Discussing the concept of peer pressure with teens: a five-step guide
Ask your class to discuss the concept of friendship- what is it that makes friendship important? Ask the teens to share how they feel about having friends. Ask them to discuss different types of friendships.
Discuss the concept of friendships and peer pressure with your group.
Peer groups are important, particularly in our teenage years. We want to feel part of a group as part of our social development in adolescence. And they can be a good thing. It’s great to feel part of a community or group. However, it’s important to be mindful that there can also be negative consequences if we don’t think for ourselves.
It’s important to remember that your group’s behaviour or activities aren’t always good for you, your health, or that of others. Perhaps you find yourself under pressure to do activities you wouldn’t consider doing otherwise. You may feel uncomfortable about these activities. You might know they’re bad for you. For example, underage drinking or drugs. However, you feel that if you don’t do them you’ll be bullied or made feel left out of the group. This is what is known as peer pressure and sometimes leads to teens engaging in bad or even dangerous behaviour for fear of not fitting in with their group.
Time for a brainstorming session. Ask the class to think of the advantages, and disadvantages, to be had from belonging to a group. Divide up your whiteboard or pin two sheets of paper on the wall, and ask the teens to list out these advantages and disadvantages.When the lists have been completed, it’s now time to prompt a discussion. Ask the teens what they notice about the points on each list. Ask them to think if anything is missing from either of the lists.
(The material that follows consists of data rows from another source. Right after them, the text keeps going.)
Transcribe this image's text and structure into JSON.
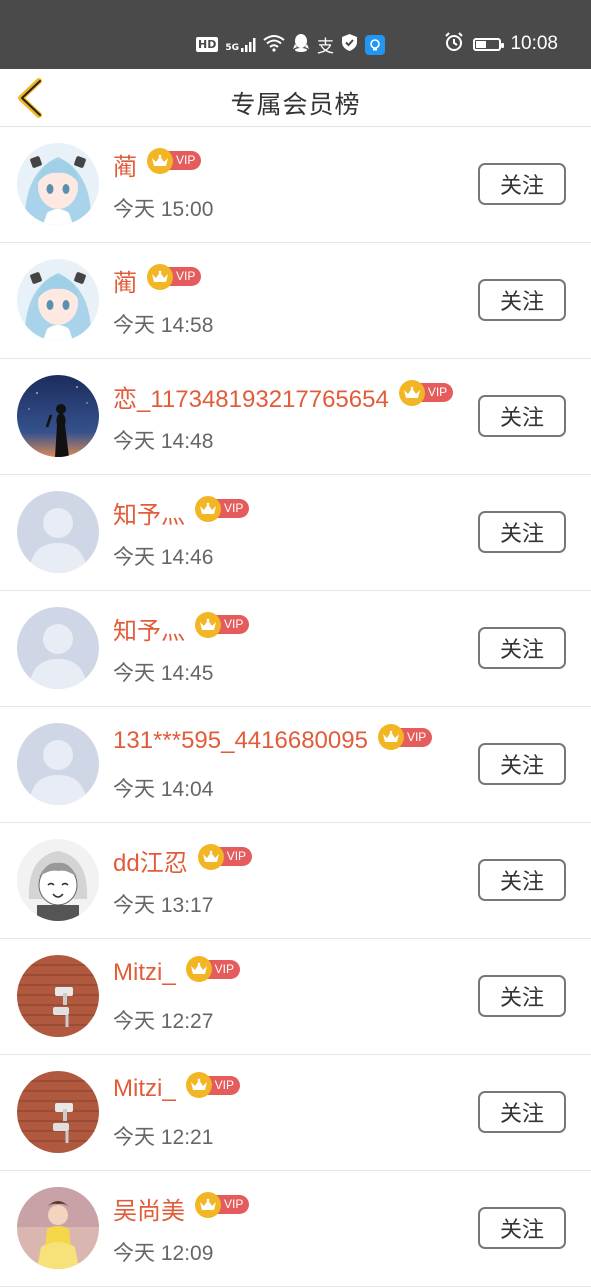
{
  "status_bar": {
    "hd": "HD",
    "network": "5G",
    "alipay_glyph": "支",
    "time": "10:08",
    "battery_level": 0.45,
    "icons": [
      "hd-icon",
      "signal-icon",
      "wifi-icon",
      "qq-icon",
      "alipay-icon",
      "shield-icon",
      "bulb-icon",
      "alarm-icon",
      "battery-icon"
    ]
  },
  "header": {
    "title": "专属会员榜",
    "back_icon": "chevron-left-icon",
    "accent": "#f2b523"
  },
  "vip_label": "VIP",
  "follow_label": "关注",
  "colors": {
    "name": "#e25c3a",
    "vip_badge": "#e45c5c",
    "crown": "#f2b523",
    "statusbar": "#4a4a4a"
  },
  "members": [
    {
      "name": "蔺",
      "time": "今天 15:00",
      "avatar": "anime-girl"
    },
    {
      "name": "蔺",
      "time": "今天 14:58",
      "avatar": "anime-girl"
    },
    {
      "name": "恋_117348193217765654",
      "time": "今天 14:48",
      "avatar": "night-sky"
    },
    {
      "name": "知予灬",
      "time": "今天 14:46",
      "avatar": "default"
    },
    {
      "name": "知予灬",
      "time": "今天 14:45",
      "avatar": "default"
    },
    {
      "name": "131***595_4416680095",
      "time": "今天 14:04",
      "avatar": "default"
    },
    {
      "name": "dd江忍",
      "time": "今天 13:17",
      "avatar": "manga"
    },
    {
      "name": "Mitzi_",
      "time": "今天 12:27",
      "avatar": "brick-wall"
    },
    {
      "name": "Mitzi_",
      "time": "今天 12:21",
      "avatar": "brick-wall"
    },
    {
      "name": "吴尚美",
      "time": "今天 12:09",
      "avatar": "photo"
    }
  ]
}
Finally, ask the teens to consider what they have learned about belonging to a group, based on this discussion.
Now, it’s time for some group work. Divide the class into small groups, and ask them to each come up with a list of ways teens might be able to deal with peer pressure, this should take about five minutes. When they have completed this task, ask each group to choose the top three strategies, drawn from lists that they have come up with. Now it’s time to bring the groups together; ask each group to send a representative to the top of the room and write one of their top three methods on the whiteboard or a sheet of paper. If there’s time, after discussing these, you could even ask them to put up more.
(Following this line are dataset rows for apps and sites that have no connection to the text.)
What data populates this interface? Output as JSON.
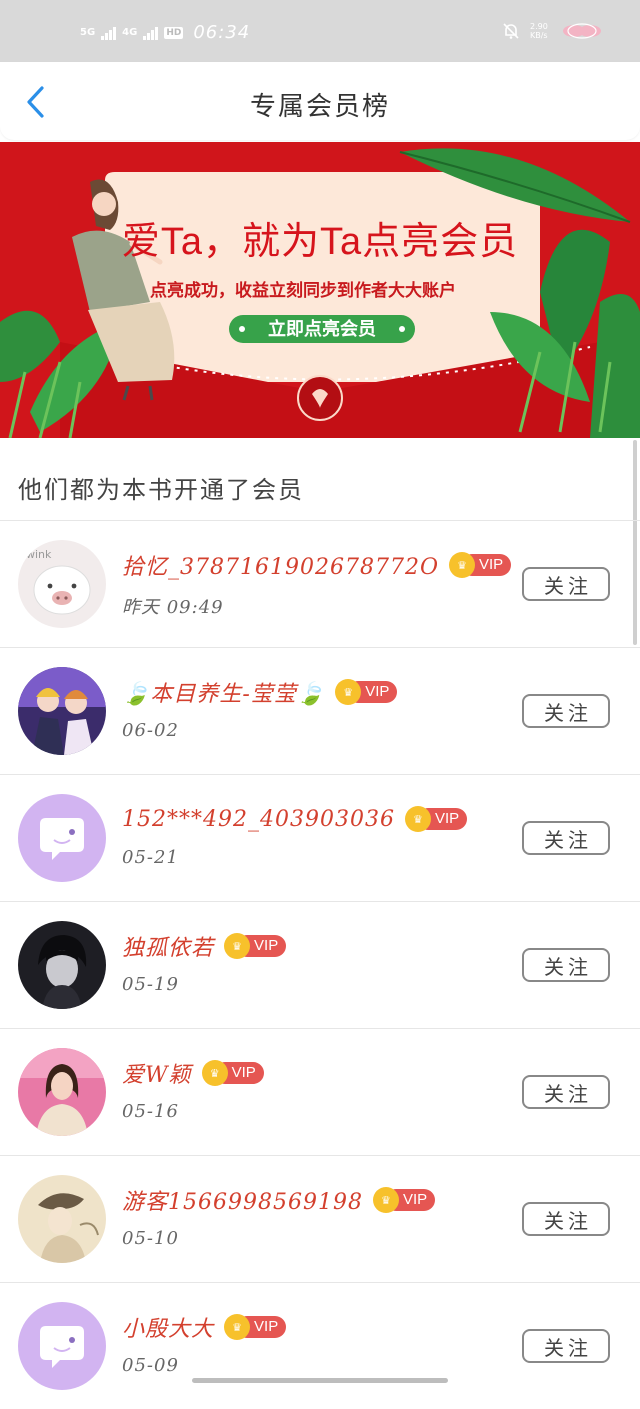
{
  "status_bar": {
    "time": "06:34",
    "network_1": "5G",
    "network_2": "4G",
    "hd": "HD",
    "speed": "2.90 KB/s",
    "colors": {
      "background": "#d9d9d9"
    }
  },
  "nav": {
    "back_icon": "chevron-left-icon",
    "title": "专属会员榜"
  },
  "banner": {
    "headline": "爱Ta，就为Ta点亮会员",
    "subtitle": "点亮成功，收益立刻同步到作者大大账户",
    "button_label": "立即点亮会员",
    "colors": {
      "background": "#d0151b",
      "card": "#fde8d9",
      "button": "#37a24a"
    }
  },
  "section": {
    "title": "他们都为本书开通了会员"
  },
  "members": [
    {
      "name": "拾忆_3787161902678772O",
      "time": "昨天 09:49",
      "badge": "VIP",
      "follow_label": "关注",
      "avatar": "pig-avatar"
    },
    {
      "name": "🍃本目养生-莹莹🍃",
      "time": "06-02",
      "badge": "VIP",
      "follow_label": "关注",
      "avatar": "anime-couple-avatar"
    },
    {
      "name": "152***492_403903036",
      "time": "05-21",
      "badge": "VIP",
      "follow_label": "关注",
      "avatar": "default-chat-avatar"
    },
    {
      "name": "独孤依若",
      "time": "05-19",
      "badge": "VIP",
      "follow_label": "关注",
      "avatar": "dark-anime-avatar"
    },
    {
      "name": "爱W颖",
      "time": "05-16",
      "badge": "VIP",
      "follow_label": "关注",
      "avatar": "woman-photo-avatar"
    },
    {
      "name": "游客1566998569198",
      "time": "05-10",
      "badge": "VIP",
      "follow_label": "关注",
      "avatar": "painting-avatar"
    },
    {
      "name": "小殷大大",
      "time": "05-09",
      "badge": "VIP",
      "follow_label": "关注",
      "avatar": "default-chat-avatar"
    }
  ],
  "colors": {
    "name": "#d3402e",
    "vip_crown": "#f7c12b",
    "vip_label": "#e55652",
    "default_avatar": "#d2b4f1"
  }
}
5. At the end of this exercise, take five minutes or so to summarise the lesson. The teens should take away the following points:
Wanting to belong to a peer group is normal and healthy
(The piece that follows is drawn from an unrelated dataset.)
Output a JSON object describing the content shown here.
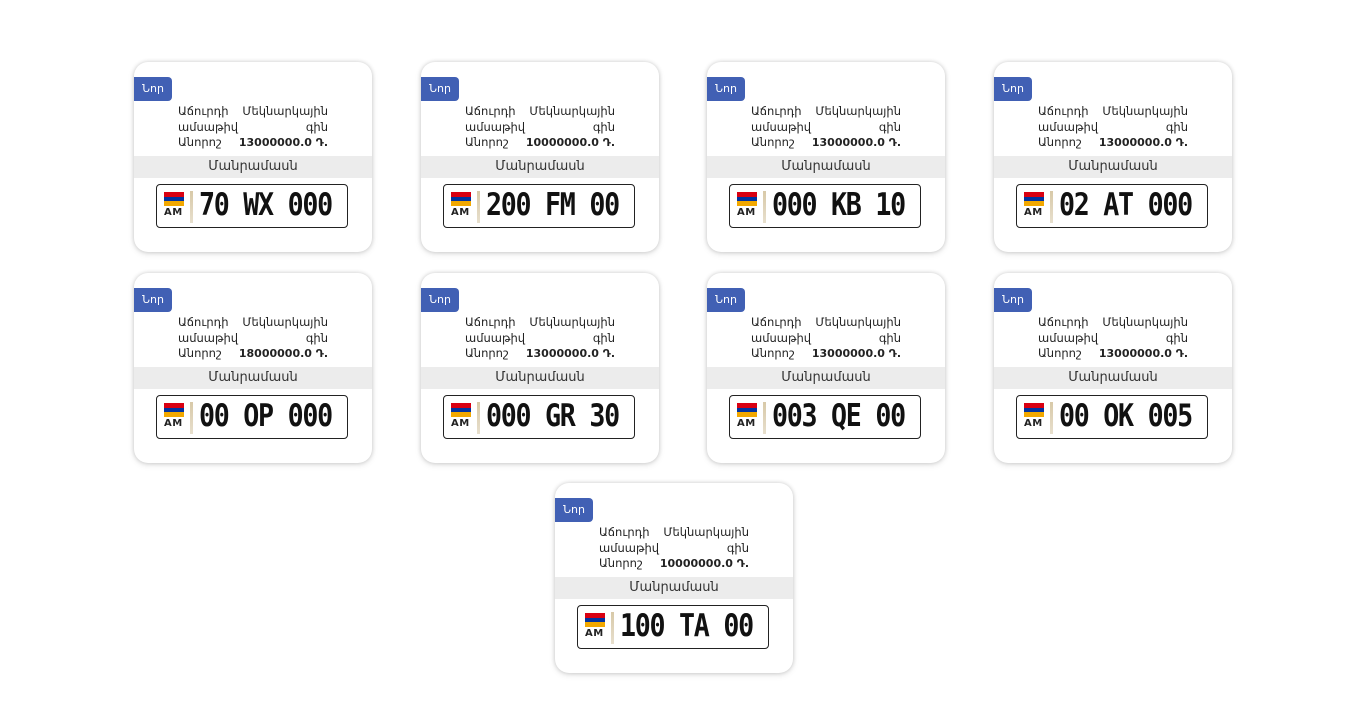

Be wary that many teens find themselves pressured, bullied, or taken advantage of in such a group
It’s important to make your own decisions based on your values and ones that are good for you; never feel pressured to do something that makes you feel wrong or uncomfortable
Friendship is important, but never let your friends pressure or bully you into doing something